  • Janet Demeter

    Love and support xo

  • claire

    This must have been a shock Liz and thank you for writing such an honest post about it. It cannot be easy, given your history with your Dad, to go through this all. Thinking of you and wishing you all the best – you are one mighty strong and powerful lady!

  • Stephen Hathaway

    Hi Liz,
    I have been following your site since 2011, when my son was diagnosed with astrocytoma. Since then I have lost my wife to glioblastoma. I have the greatest admiration for your courage and wonderful support for those facing your challenge. I hope that you and your partner have a long and happy life! I am sorry to hear about your father, and hope you can find peace with your decisions.

    Best Wishes

  • Kia Wynn

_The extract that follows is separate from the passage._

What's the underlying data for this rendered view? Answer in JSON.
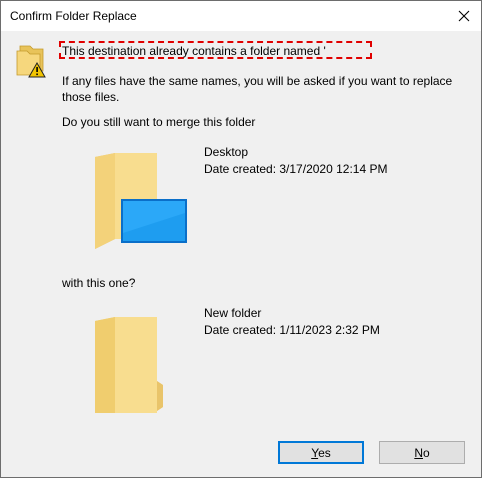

    So sorry to hear about your relationship with your father and now having to also deal with his cancer diagnosis. Thank you for being so open and honest. I too am dealing with cancer, a rare form called Adenoid Cystic Carcinoma. And although I do not have the same relationship with my father, he too has cancer (Multiple Myeloma). He was diagnosed about 5 years before me. Not sure how the 4 of us got so lucky. Thanks for sharing your story. I’m new at blogging but I’m blogging over at